Just days after announcing he was considering running for Lafayette mayor-president, attorney Joshua Guillory announced on broadcast media outlets Wednesday he is in the race.

Guillory, a Republican, is the second person to announce their candidacy for mayor-president. Carlee Alm-LaBar, a former director in Lafayette Consolidated Government, announced her candidacy in March. She is registered as 'no party.'

Mayor-President Joel Robideaux, who is serving the fourth year of his first four-year term in office, announced Friday he will not seek re-election.


In this file photo from June 25, 2018, Rudy Giuliani, former mayor of New York City, right, poses for a photo with then-3rd District congressional candidate Josh Guillory, left, and Guillory's campaign Finance Director Jennifer Leblanc at the Petroleum Club in Lafayette, La.

Youngsville Mayor Ken Ritter, a Republican, also is considering entering the mayor-president's race, telling The Acadiana Advocate Wednesday he is "weighing my options to see how I can best serve."

Ritter, re-elected in 2018 without opposition, said, "I love the job that I have and it's made me realize we need good leadership at every level."

In a press release Monday on Facebook Guillory wrote that he was exploring the idea of running for mayor president. He first announced his decision to enter the race on KPEL radio Wednesday morning.

An Iraqi war veteran, Guillory unsuccessfully opposed incumbent Clay Higgins in 2018 for the 3rd Congressional District seat. During that campaign, Rudy Giuliani, former New York City mayor and personal lawyer for President Donald Trump, visited Lafayette to throw his support behind Guillory even though Trump endorsed Higgins.

Guillory and his wife, Jamie, he wrote, "are alarmed at the direction Lafayette is going. We can do better. It is this concern for our future that has caused me to heavily consider running for mayor-president."

He said he will "lead from the front, be transparent, have a strong presence in our community, increase communication between the mayor-president's office and the people of Lafayette and eliminate this big government mentality that seems to be creeping its way into Lafayette Consolidated Government."

His priorities, Guillory added, would be increasing jobs by diversifying the economy and creating tax incentives to invite new businesses, addressing drainage and traffic, and restoring the relationship with law enforcement.

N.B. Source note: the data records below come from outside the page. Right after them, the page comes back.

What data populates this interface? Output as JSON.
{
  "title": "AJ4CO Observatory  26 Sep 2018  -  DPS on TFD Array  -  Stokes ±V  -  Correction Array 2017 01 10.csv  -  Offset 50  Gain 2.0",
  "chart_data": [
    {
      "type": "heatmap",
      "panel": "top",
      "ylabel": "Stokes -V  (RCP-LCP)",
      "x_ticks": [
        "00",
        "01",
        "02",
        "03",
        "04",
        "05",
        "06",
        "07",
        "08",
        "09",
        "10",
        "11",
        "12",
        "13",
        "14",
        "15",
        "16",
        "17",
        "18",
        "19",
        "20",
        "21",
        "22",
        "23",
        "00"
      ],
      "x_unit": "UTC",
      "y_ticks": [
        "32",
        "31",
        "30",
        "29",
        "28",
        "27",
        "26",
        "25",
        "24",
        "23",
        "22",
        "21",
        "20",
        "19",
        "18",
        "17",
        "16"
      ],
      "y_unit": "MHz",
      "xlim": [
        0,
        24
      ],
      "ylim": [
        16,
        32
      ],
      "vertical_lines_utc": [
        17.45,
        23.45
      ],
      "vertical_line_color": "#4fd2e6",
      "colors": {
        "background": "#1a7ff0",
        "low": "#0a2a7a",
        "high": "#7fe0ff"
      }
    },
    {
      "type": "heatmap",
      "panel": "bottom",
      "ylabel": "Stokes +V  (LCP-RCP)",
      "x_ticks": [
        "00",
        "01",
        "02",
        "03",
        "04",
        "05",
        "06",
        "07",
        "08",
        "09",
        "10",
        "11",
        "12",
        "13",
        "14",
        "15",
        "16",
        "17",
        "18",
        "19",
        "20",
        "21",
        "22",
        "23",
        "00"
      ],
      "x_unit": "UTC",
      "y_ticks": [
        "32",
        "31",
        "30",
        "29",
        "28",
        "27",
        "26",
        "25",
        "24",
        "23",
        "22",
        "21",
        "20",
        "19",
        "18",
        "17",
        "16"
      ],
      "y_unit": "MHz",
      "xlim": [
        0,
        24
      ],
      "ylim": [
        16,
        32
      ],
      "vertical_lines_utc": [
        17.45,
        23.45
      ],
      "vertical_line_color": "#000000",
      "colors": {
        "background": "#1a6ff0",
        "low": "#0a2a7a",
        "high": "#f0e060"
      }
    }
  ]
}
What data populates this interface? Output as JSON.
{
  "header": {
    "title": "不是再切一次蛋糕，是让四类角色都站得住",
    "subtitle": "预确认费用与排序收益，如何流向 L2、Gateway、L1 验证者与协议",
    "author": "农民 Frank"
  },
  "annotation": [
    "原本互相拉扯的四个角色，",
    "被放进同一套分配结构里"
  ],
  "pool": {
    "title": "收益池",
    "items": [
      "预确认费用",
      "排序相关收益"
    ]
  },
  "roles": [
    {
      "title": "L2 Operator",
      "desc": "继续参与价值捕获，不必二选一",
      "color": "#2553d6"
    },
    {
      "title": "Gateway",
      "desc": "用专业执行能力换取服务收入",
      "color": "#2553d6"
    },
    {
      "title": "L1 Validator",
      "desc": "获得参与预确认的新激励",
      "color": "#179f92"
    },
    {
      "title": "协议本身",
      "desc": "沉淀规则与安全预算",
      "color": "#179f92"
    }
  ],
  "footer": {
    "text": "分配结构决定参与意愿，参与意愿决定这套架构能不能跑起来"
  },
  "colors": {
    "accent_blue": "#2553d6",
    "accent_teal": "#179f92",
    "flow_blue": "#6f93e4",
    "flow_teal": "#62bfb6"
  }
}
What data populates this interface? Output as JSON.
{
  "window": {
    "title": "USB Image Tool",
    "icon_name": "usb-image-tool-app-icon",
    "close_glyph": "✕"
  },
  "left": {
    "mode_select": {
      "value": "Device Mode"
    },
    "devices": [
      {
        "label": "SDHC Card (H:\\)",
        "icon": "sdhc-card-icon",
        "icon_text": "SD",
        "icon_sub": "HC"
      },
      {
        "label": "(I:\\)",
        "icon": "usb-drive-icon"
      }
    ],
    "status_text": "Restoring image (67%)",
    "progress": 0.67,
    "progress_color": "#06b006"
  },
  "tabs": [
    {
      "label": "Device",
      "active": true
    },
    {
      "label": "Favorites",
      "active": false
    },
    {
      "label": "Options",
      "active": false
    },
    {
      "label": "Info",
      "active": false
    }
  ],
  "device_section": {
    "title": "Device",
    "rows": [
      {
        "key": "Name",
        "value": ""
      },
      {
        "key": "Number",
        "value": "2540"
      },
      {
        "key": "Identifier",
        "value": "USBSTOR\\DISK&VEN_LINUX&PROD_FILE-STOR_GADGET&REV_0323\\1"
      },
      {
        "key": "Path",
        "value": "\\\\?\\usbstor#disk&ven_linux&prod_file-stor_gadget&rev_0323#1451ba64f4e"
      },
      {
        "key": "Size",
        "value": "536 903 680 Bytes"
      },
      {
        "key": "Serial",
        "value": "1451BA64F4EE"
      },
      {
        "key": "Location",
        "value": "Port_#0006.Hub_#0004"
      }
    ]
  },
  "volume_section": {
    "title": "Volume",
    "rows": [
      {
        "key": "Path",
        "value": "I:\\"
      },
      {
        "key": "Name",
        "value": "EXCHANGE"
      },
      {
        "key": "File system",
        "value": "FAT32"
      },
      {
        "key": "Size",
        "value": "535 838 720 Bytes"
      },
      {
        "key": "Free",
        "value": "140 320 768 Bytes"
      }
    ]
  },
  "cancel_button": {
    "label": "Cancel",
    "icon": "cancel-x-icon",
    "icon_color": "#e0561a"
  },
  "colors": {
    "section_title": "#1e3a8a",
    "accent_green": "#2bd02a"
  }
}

Guillory did not return a call for comment on this story.

Qualifying is Aug. 6-8 for the mayor-president's election on Oct. 12.

Follow Claire Taylor on Twitter, @ClaireTaylorACA